- _Dataset rows describing interfaces_
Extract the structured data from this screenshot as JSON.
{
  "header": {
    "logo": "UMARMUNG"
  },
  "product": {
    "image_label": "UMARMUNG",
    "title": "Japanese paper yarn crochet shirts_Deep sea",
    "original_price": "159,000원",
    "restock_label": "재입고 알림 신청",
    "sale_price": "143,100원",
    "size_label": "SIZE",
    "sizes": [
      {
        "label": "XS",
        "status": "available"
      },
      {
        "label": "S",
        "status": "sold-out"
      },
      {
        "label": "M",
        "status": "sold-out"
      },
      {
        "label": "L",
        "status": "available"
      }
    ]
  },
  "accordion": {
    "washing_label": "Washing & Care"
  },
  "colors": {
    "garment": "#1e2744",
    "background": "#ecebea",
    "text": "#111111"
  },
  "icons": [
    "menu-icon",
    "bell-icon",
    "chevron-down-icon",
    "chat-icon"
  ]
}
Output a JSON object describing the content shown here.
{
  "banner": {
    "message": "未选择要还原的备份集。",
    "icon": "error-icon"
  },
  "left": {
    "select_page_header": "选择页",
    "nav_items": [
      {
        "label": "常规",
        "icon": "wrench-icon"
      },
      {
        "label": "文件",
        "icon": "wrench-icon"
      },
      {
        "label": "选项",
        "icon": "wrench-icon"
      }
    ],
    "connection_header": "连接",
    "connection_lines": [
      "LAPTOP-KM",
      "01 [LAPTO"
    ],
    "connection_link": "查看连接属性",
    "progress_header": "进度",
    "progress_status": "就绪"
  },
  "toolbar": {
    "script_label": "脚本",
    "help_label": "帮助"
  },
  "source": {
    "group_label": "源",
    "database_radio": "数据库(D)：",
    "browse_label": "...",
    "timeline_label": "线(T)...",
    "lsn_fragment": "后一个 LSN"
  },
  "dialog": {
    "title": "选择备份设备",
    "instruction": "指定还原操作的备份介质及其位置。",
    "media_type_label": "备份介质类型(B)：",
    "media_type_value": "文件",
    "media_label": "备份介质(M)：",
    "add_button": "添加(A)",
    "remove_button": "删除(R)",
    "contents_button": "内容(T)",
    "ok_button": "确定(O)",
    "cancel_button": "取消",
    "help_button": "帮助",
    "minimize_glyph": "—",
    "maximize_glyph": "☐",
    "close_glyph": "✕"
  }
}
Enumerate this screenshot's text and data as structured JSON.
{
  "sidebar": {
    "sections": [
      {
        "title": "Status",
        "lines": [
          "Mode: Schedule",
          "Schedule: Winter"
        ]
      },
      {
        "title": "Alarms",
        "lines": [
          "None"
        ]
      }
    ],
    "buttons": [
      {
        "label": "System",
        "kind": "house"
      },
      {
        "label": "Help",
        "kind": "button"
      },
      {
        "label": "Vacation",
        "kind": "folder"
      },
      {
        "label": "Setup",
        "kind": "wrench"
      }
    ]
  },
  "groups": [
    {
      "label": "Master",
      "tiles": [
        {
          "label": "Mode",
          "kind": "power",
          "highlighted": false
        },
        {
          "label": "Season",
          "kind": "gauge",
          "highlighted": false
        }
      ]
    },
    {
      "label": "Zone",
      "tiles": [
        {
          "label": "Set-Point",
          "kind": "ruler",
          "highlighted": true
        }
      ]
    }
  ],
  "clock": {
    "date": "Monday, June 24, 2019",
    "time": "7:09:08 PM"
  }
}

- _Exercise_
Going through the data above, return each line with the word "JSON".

- _Solution_
Extract the structured data from this screenshot as JSON.
Output a JSON object describing the content shown here.
Enumerate this screenshot's text and data as structured JSON.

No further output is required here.